Among the records, which lines hold the word "icon"? Pick them out.

══ Source information ══

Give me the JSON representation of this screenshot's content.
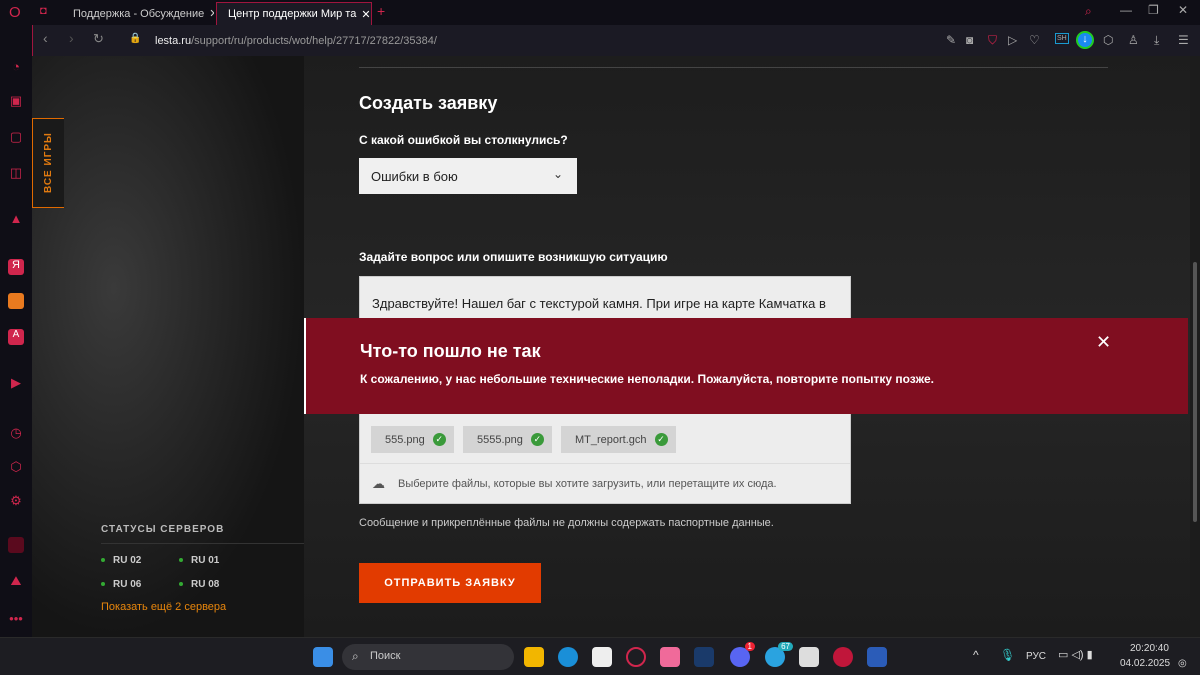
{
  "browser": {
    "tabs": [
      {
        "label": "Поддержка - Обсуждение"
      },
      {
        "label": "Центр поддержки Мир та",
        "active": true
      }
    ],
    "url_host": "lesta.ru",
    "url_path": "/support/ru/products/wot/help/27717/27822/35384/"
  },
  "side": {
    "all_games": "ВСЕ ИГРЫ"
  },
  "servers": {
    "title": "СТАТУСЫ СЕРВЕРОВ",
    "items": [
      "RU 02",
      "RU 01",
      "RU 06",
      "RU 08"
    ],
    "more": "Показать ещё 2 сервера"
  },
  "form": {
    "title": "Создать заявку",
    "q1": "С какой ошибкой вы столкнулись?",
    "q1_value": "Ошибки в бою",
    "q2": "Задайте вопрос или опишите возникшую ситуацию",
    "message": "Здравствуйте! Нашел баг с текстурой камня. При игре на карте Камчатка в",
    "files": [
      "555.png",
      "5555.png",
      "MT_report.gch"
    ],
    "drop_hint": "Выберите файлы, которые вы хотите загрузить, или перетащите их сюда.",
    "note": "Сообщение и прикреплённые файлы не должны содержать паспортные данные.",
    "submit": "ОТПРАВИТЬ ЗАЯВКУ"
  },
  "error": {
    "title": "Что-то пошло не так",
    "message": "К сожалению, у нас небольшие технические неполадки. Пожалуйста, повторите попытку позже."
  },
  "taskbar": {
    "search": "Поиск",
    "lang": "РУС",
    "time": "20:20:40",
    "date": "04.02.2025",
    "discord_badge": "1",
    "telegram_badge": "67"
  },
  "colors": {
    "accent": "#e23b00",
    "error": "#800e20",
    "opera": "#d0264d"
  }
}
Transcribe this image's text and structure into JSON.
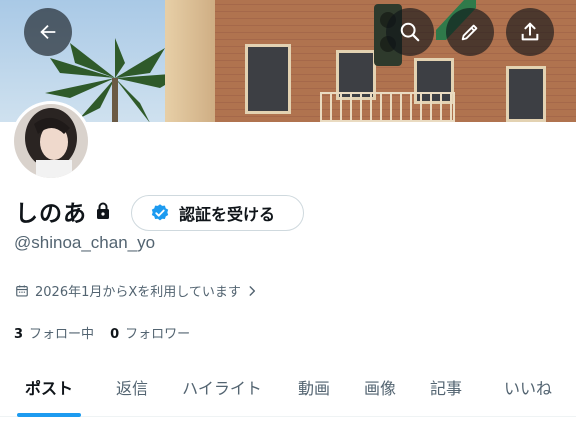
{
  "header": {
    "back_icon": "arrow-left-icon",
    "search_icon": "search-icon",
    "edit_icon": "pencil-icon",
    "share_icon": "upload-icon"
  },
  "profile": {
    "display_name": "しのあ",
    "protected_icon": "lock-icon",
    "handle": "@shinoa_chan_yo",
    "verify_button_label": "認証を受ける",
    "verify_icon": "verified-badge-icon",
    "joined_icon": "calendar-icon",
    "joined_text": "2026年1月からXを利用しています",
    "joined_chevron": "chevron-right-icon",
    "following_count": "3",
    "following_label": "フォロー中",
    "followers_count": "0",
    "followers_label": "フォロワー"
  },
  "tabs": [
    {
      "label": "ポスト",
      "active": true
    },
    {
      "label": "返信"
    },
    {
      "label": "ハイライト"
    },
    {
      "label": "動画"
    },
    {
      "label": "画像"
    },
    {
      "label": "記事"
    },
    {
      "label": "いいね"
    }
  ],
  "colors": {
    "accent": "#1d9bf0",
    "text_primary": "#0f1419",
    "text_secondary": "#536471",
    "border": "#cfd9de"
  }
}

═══

# Written reply
    "back_icon": "arrow-left-icon",
    "search_icon": "search-icon",
    "edit_icon": "pencil-icon",
    "share_icon": "upload-icon"
    "protected_icon": "lock-icon",
    "verify_icon": "verified-badge-icon",
    "joined_icon": "calendar-icon",
    "joined_chevron": "chevron-right-icon",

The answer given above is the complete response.